* Requirement: Write each entry out again exactly as it was given.

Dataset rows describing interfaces

========================================================================

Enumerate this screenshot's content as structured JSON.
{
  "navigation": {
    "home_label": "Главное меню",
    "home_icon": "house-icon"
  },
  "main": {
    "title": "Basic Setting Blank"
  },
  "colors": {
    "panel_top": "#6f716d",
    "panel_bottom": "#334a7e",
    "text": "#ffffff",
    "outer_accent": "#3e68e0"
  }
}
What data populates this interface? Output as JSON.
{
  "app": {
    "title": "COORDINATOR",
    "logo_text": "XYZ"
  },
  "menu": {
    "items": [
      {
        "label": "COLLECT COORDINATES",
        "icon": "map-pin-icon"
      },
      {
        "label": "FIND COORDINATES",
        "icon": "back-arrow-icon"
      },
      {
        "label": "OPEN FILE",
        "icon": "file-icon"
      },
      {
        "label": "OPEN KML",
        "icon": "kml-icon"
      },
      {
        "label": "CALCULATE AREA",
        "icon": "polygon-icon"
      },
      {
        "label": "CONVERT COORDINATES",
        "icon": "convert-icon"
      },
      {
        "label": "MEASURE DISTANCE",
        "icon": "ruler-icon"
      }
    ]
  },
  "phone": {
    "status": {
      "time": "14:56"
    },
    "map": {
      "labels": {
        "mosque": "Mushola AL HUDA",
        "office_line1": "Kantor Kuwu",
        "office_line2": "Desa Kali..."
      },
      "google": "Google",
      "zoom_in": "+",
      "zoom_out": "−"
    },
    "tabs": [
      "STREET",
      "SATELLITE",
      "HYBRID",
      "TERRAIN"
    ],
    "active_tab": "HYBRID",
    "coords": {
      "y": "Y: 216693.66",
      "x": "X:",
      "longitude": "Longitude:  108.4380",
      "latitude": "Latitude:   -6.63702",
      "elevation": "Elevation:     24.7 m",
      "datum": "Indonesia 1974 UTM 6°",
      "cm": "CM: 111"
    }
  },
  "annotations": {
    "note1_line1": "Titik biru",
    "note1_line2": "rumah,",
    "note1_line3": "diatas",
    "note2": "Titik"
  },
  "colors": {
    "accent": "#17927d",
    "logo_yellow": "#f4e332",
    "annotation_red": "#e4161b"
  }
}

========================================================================

* Your solution:
Enumerate this screenshot's content as structured JSON.
{
  "navigation": {
    "home_label": "Главное меню",
    "home_icon": "house-icon"
  },
  "main": {
    "title": "Basic Setting Blank"
  },
  "colors": {
    "panel_top": "#6f716d",
    "panel_bottom": "#334a7e",
    "text": "#ffffff",
    "outer_accent": "#3e68e0"
  }
}
What data populates this interface? Output as JSON.
{
  "app": {
    "title": "COORDINATOR",
    "logo_text": "XYZ"
  },
  "menu": {
    "items": [
      {
        "label": "COLLECT COORDINATES",
        "icon": "map-pin-icon"
      },
      {
        "label": "FIND COORDINATES",
        "icon": "back-arrow-icon"
      },
      {
        "label": "OPEN FILE",
        "icon": "file-icon"
      },
      {
        "label": "OPEN KML",
        "icon": "kml-icon"
      },
      {
        "label": "CALCULATE AREA",
        "icon": "polygon-icon"
      },
      {
        "label": "CONVERT COORDINATES",
        "icon": "convert-icon"
      },
      {
        "label": "MEASURE DISTANCE",
        "icon": "ruler-icon"
      }
    ]
  },
  "phone": {
    "status": {
      "time": "14:56"
    },
    "map": {
      "labels": {
        "mosque": "Mushola AL HUDA",
        "office_line1": "Kantor Kuwu",
        "office_line2": "Desa Kali..."
      },
      "google": "Google",
      "zoom_in": "+",
      "zoom_out": "−"
    },
    "tabs": [
      "STREET",
      "SATELLITE",
      "HYBRID",
      "TERRAIN"
    ],
    "active_tab": "HYBRID",
    "coords": {
      "y": "Y: 216693.66",
      "x": "X:",
      "longitude": "Longitude:  108.4380",
      "latitude": "Latitude:   -6.63702",
      "elevation": "Elevation:     24.7 m",
      "datum": "Indonesia 1974 UTM 6°",
      "cm": "CM: 111"
    }
  },
  "annotations": {
    "note1_line1": "Titik biru",
    "note1_line2": "rumah,",
    "note1_line3": "diatas",
    "note2": "Titik"
  },
  "colors": {
    "accent": "#17927d",
    "logo_yellow": "#f4e332",
    "annotation_red": "#e4161b"
  }
}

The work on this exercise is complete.